Station # 5 on the Ness Ziona Flag trail, a route that describes historical points in the history of Ness Ziona.
Raising the Israeli flag for the first time after which the route is named, plays an important role in Ness Ziona’s legacy, the flag appears in the city’s emblem, and even the city’s house numbers contain this motif Click for sign's details
The following image enlarges the text on the sign Click for a larger image
The following picture was taken up the hill Click for a larger image Translation of the text on the sign
The Flag trail
The hill, which is located near where the first houses of the colony were built, served as a point of attraction for the youth of the community and as a gathering place for residents for social events. It was known for its peace and the special atmosphere that enveloped it and was therefore nicknamed "Love Hill."
The name was given by poet Haim Nachman Bialik while visiting the colony on one of the Sabbath evenings.
He saw the young people coming out one after the other from the place where the residents gathered for the "Kabalat Shabbat" party and was surprised about it. When he learned where they were going, he said it was "Love Hill" for them.
The hill’s land was part of a plot of land purchased in 1905 by the people of the colony Haim Tepper, Jerushovsky and Joseph Feldman with the help of the Geula Company.
Despite the expansion of construction around the hill, it has remained a natural reserve. At its top, trees and shrubs were planted and wild flowers bloomed on its slopes. At the top of the hill was the "Colony Bell, whose rims are intended to regulate the life of the Colony: it invited residents to gatherings, marked the Sabbath, holidays, and also served as a warning in times of danger and emergencies.

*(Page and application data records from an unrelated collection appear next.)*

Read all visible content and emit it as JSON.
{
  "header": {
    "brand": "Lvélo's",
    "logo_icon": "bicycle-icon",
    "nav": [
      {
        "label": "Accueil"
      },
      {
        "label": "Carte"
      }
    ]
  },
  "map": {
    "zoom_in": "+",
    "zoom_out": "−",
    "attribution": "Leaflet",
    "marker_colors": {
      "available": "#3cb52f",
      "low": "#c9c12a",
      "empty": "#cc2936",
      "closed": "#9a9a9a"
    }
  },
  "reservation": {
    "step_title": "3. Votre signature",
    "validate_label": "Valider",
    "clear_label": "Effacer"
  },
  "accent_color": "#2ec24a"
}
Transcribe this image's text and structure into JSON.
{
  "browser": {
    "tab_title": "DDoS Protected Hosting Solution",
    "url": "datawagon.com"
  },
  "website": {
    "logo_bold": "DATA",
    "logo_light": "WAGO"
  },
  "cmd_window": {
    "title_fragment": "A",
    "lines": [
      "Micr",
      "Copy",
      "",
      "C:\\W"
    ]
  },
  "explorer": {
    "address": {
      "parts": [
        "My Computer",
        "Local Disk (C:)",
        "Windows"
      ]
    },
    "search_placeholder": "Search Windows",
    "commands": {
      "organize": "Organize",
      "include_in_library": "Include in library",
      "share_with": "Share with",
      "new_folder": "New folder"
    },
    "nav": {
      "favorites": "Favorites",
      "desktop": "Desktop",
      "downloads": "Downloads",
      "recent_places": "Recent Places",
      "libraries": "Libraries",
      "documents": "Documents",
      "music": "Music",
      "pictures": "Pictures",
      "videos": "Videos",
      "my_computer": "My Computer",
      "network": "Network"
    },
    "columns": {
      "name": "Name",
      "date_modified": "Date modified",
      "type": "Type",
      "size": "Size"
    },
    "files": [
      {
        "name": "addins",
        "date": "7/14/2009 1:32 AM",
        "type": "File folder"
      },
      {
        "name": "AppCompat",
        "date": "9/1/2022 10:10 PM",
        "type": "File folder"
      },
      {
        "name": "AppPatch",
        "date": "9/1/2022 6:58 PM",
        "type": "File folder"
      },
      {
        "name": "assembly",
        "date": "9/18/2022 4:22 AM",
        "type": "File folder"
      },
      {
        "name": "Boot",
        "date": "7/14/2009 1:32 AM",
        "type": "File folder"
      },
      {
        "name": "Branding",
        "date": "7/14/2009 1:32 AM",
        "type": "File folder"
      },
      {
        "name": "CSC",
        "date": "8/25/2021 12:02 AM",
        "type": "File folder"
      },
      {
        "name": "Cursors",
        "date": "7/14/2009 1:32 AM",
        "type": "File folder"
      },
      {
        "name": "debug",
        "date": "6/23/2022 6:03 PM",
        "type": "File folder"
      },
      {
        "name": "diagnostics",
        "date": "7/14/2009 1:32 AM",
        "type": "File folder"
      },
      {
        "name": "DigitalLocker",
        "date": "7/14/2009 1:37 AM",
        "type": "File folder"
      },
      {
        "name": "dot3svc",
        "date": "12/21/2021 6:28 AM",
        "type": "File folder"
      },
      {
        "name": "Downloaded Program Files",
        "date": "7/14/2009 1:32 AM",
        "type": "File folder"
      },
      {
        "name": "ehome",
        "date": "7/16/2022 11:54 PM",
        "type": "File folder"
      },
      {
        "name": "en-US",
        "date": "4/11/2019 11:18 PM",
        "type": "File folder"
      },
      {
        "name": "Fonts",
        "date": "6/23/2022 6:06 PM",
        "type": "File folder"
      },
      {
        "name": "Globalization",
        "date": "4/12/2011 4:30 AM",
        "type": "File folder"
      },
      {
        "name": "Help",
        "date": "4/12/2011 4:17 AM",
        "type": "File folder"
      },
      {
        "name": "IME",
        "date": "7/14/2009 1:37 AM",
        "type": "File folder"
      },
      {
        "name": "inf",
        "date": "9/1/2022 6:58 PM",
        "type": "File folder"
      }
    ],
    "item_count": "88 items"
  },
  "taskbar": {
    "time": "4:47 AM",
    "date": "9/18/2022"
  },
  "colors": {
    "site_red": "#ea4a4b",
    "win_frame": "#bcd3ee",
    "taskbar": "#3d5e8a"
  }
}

In 1920, steps were built up the hill that facilitated the climb to its summit. The project was donated by donor Eliyahu Kaduri (founder of Kaduri Agricultural School) and initiated by the builder and public figure Haim Topper.
During emergencies, the hill became the western line of defense of the colony and then was renamed the "hill of defense", ditches were dug there and governing positions were erected. Under the staircase, a stash was excavated to deposit the weapons used by the colony’s defenders.
The water pool at the top of the hill was built in 1922. The pipes that ran down the slope provided drinking water to the residents at its foot. A signaling device was used on the roof of the pool, which was used by hill protectors to maintain contact with local communities and military command.